Bottom Line: In snf2 mutants, excess promoter nucleosomes correlate with reduced gene expression.Cells lacking SNF2 or ASF1 still accomplish the changes in promoter nucleosome structure associated with large-scale transcriptional reprogramming.However, chromatin reorganization in the mutants is reduced in extent compared to wild-type cells, even though transcriptional changes proceed normally.

View Article: PubMed Central - PubMed

Affiliation: Department of Physics and Astronomy and BioMaPS Institute for Quantitative Biology, Rutgers University, Piscataway, NJ 08854, USA.

ABSTRACT
Most promoters in yeast contain a nucleosome-depleted region (NDR), but the mechanisms by which NDRs are established and maintained in vivo are currently unclear. We have examined how genome-wide nucleosome placement is altered in the absence of two distinct types of nucleosome remodeling activity.
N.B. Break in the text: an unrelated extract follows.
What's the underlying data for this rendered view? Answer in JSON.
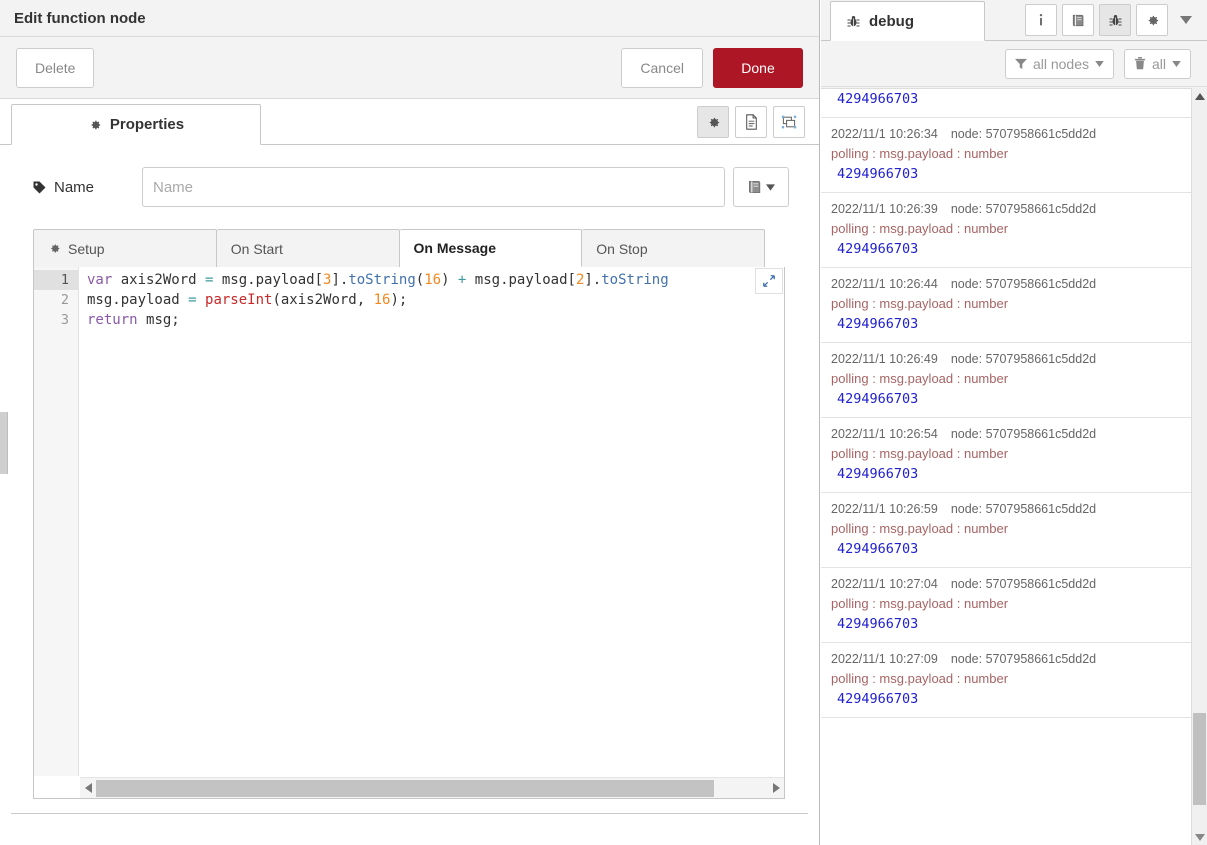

In mutants of both SNF2, which encodes the ATPase component of the Swi/Snf remodeling complex, and ASF1, which encodes a histone chaperone, distinct sets of gene promoters carry excess nucleosomes in their NDRs relative to wild-type. In snf2 mutants, excess promoter nucleosomes correlate with reduced gene expression. In both mutants, the excess nucleosomes occupy DNA sequences that are energetically less favorable for nucleosome formation, indicating that intrinsic histone-DNA interactions are not sufficient for nucleosome positioning in vivo, and that Snf2 and Asf1 promote thermodynamic equilibration of nucleosomal arrays. Cells lacking SNF2 or ASF1 still accomplish the changes in promoter nucleosome structure associated with large-scale transcriptional reprogramming. However, chromatin reorganization in the mutants is reduced in extent compared to wild-type cells, even though transcriptional changes proceed normally. In summary, active remodeling is required for distributing nucleosomes to energetically favorable positions in vivo and for reorganizing chromatin in response to changes in transcriptional activity.

Show MeSH
Related in: MedlinePlus